I replace all the output shaft snap rings and circlips to ensure they are secure. After almost 40 years and 64,000 miles it’s a good idea to replace them.
R80ST Output Shaft Parts
Here are the parts I used on the R80ST rebuild of the output shaft. I use a kit from Tom Cutter at Rubber Chicken Racing Garage that includes a large, thin flat washer that fits on top of the front bearing so the snap ring secures the bearing tightly against 5th gear reducing the opportunity for 5th gear to wobble on the gear shaft.
|23 22 1 242 993||GEAR WHEEL 5TH GEAR – 17,5DEG (from 04/82), “Tall 5th” from Siebenrock||1|
|23 22 1 234 213||GEAR WHEEL 4TH GEAR||1|
|23 22 1 234 886||GEAR WHEEL 3RD GEAR||1|
|23 12 1 338 795||GROOVED BALL BEARING – 62X17X17; In EME Bearing Kit||1|
|23 12 1 231 495||GROOVED BALL BEARING – 52X20X15; In EME Bearing Kit||1|
|23 12 1 230 075||PROTECTION PLATE, Output Baffle||1|
|07 11 9 934 100||LOCK RING – 17X1; Tom Cutter Kit||1|
|Tom Cutter||Large Flat Washer In Transmission Rebuild Kit For 5th Gear Bearing||1|
|07 11 9 907 340||LOCK RING – 28X1,5, Output Shaft||2|
R80ST Rebuild Output Shaft Pictures
Here are some pictures from the rebuild of the transmission output shaft.
Assemble 1983 R100RS Transmission
This shows how I assemble the transmission.
VIDEO: 1983 BMW R100RS Assemble Transmission
R80ST Transmission Assembly Parts
These are the parts I use when I assemble the transmission.
Input Shaft Oil Seal-GearboxSeal726
Output Shaft Oil Seal-GearboxSeal681
Gearbox Oil Seal-GearboxSeal522
Gearshift Shaft Seal-GearShiftSeal740
Gearbox Driveshaft Washer-GearboxCW003
Gearbox Oil Filler Plug Washer-OF-CW300A
Gearbox Oil Drain Plug Washer-OF-CW200A
Neutral Position Switch Washer-NPS-097CW262
R80ST Assemble Transmission Pictures
Here are some pictures of the assembly of the transmission internal parts starting with the oil baffle to the output shaft front bearing.
I lay out all the transmission internal parts in order on my work bench along with tools I need to mount the shift cam assembly.
Now I make the measurements for shimming the input, intermediate and output shafts.
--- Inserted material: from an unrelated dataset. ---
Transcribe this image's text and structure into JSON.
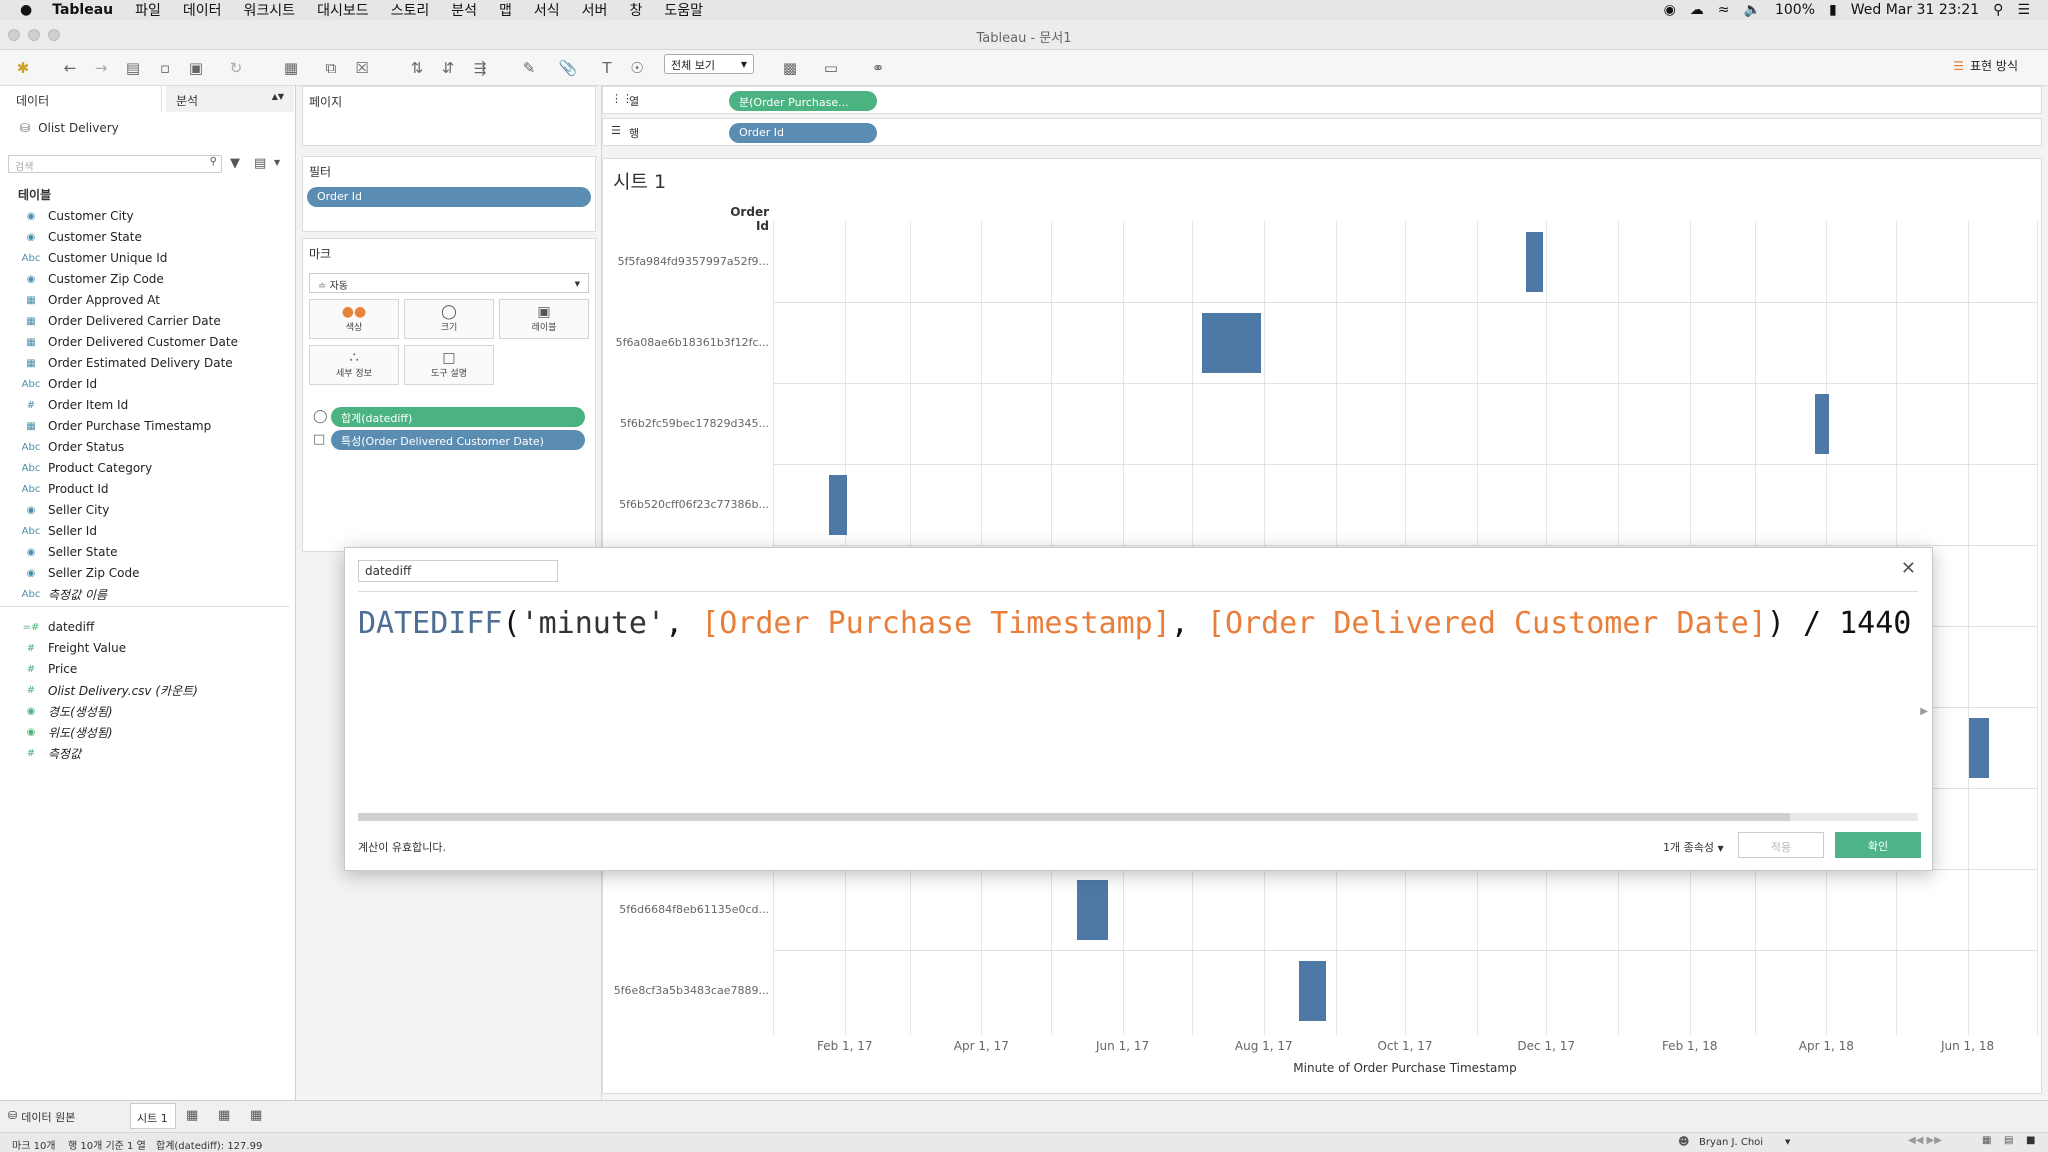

I use two shims on each shaft to get the free play within 0.10 – 0.15 mm (0.004-0.006 inches). Then I install the shims on top of the input and output bearings and on top of the bearing baffle on the intermediate bearing. I heat the rear cover to 280 F and install the output shaft seal in the cover and then attach the rear cover to the transmission housing using the nine bolts with washers.
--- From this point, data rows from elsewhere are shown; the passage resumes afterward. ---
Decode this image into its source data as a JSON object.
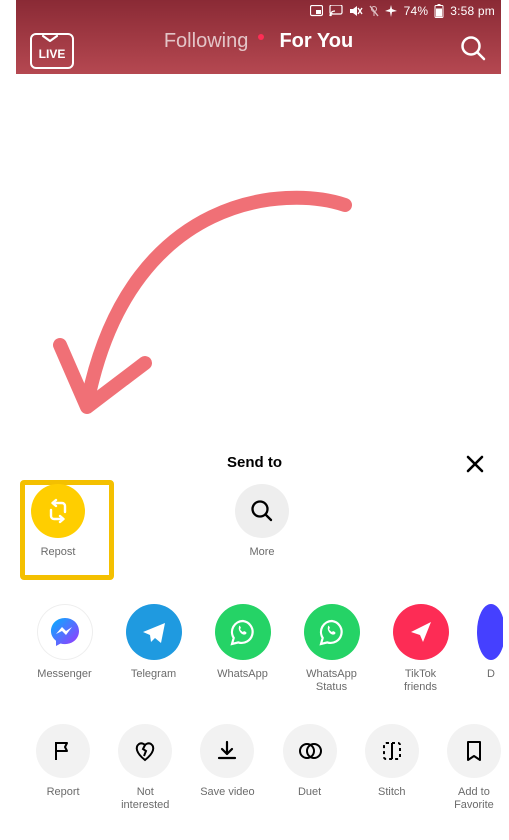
{
  "status": {
    "battery": "74%",
    "time": "3:58 pm"
  },
  "live": {
    "label": "LIVE"
  },
  "nav": {
    "following": "Following",
    "for_you": "For You"
  },
  "share": {
    "title": "Send to",
    "internal": {
      "repost": "Repost",
      "more": "More"
    },
    "apps": {
      "messenger": "Messenger",
      "telegram": "Telegram",
      "whatsapp": "WhatsApp",
      "whatsapp_status": "WhatsApp\nStatus",
      "tiktok_friends": "TikTok\nfriends",
      "partial": "D"
    },
    "actions": {
      "report": "Report",
      "not_interested": "Not\ninterested",
      "save_video": "Save video",
      "duet": "Duet",
      "stitch": "Stitch",
      "add_fav": "Add to\nFavorite"
    }
  }
}
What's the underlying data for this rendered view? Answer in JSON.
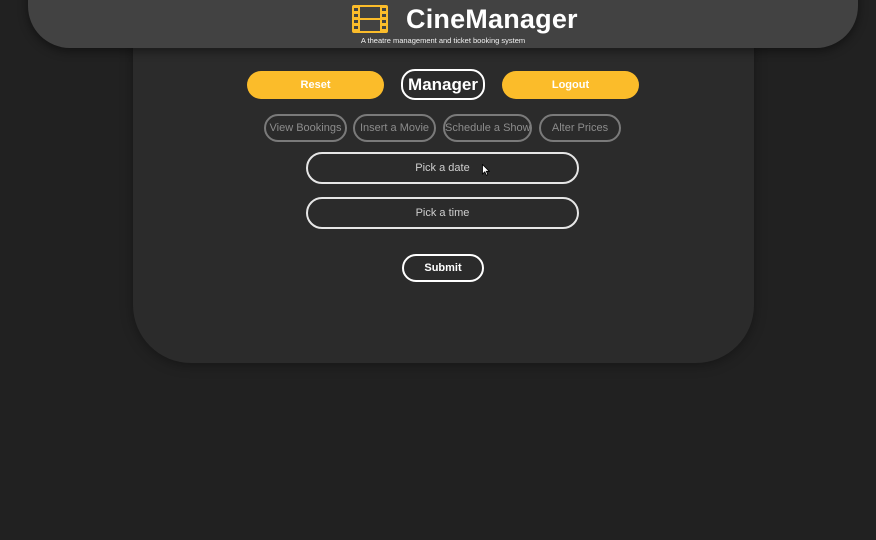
{
  "header": {
    "title": "CineManager",
    "subtitle": "A theatre management and ticket booking system",
    "logo_icon": "film-strip-icon",
    "logo_color": "#fbbc2a"
  },
  "actions": {
    "reset_label": "Reset",
    "role_label": "Manager",
    "logout_label": "Logout"
  },
  "tabs": [
    {
      "label": "View Bookings"
    },
    {
      "label": "Insert a Movie"
    },
    {
      "label": "Schedule a Show"
    },
    {
      "label": "Alter Prices"
    }
  ],
  "form": {
    "date_placeholder": "Pick a date",
    "time_placeholder": "Pick a time",
    "submit_label": "Submit"
  },
  "colors": {
    "accent": "#fbbc2a",
    "background": "#212121",
    "panel": "#2b2b2b",
    "header": "#424242"
  }
}
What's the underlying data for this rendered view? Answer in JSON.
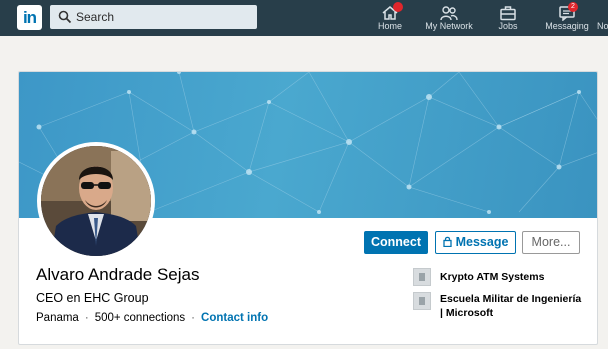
{
  "nav": {
    "logo_text": "in",
    "search_placeholder": "Search",
    "items": [
      {
        "label": "Home",
        "icon": "home-icon",
        "badge": ""
      },
      {
        "label": "My Network",
        "icon": "my-network-icon",
        "badge": ""
      },
      {
        "label": "Jobs",
        "icon": "jobs-icon",
        "badge": ""
      },
      {
        "label": "Messaging",
        "icon": "messaging-icon",
        "badge": "2"
      },
      {
        "label": "No",
        "icon": "",
        "badge": ""
      }
    ]
  },
  "profile": {
    "name": "Alvaro Andrade Sejas",
    "headline": "CEO en EHC Group",
    "location": "Panama",
    "connections": "500+ connections",
    "contact_label": "Contact info",
    "buttons": {
      "connect": "Connect",
      "message": "Message",
      "more": "More..."
    },
    "side": [
      {
        "text": "Krypto ATM Systems"
      },
      {
        "text_line1": "Escuela Militar de Ingeniería",
        "text_line2": "| Microsoft"
      }
    ]
  },
  "colors": {
    "nav_bg": "#283e4a",
    "brand_blue": "#0073b1",
    "badge_red": "#e0262c"
  }
}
Next I the input shaft seal and washer, the install the foot shifter shaft seal, a new fill plug and washer, new magnetic drain plug and washer, new neutral switch and washer, and then I install the output shaft flange using the Cycle Works tool and torque the flange nut to 160 Ft-Lbs. Then I install the speedometer gear, the black plastic bushing and the special bolt with a hole in the center to secure the plastic bushing and the foot shift lever.
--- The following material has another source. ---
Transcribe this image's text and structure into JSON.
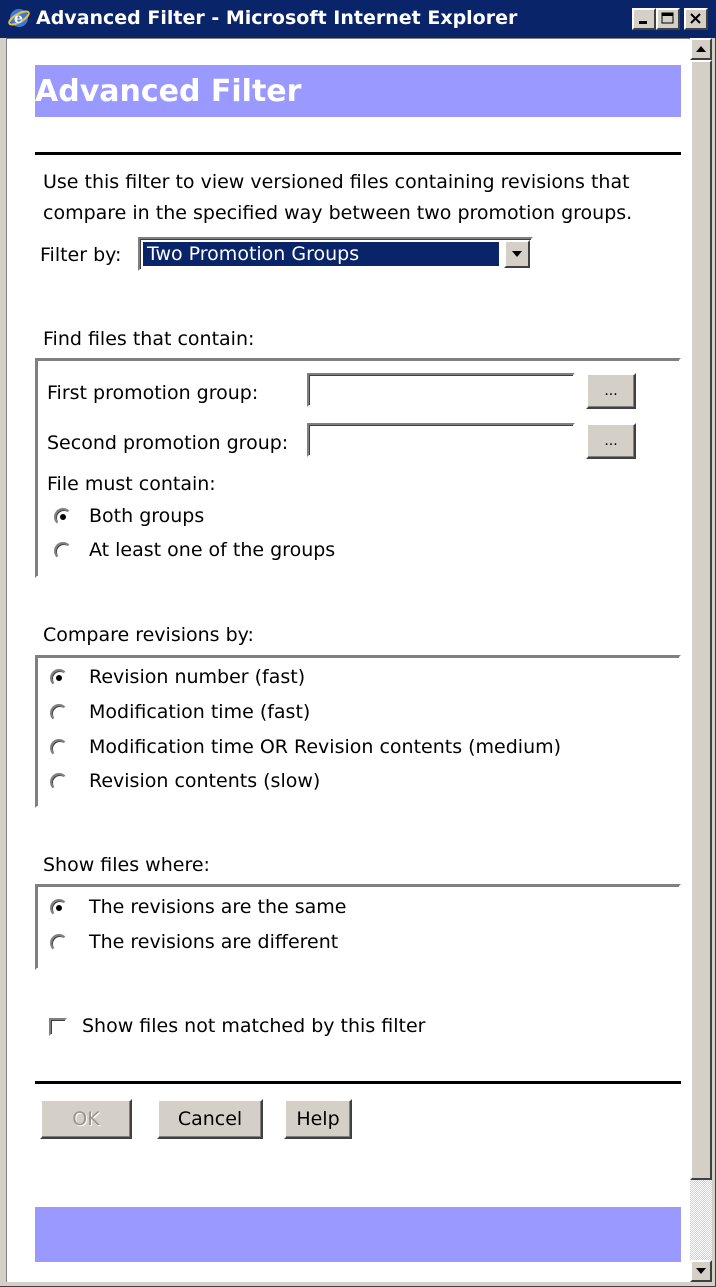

Here is the rebuilt transmission: the red tape over the fill plug means I have not put transmission gear lube into the transmission yet.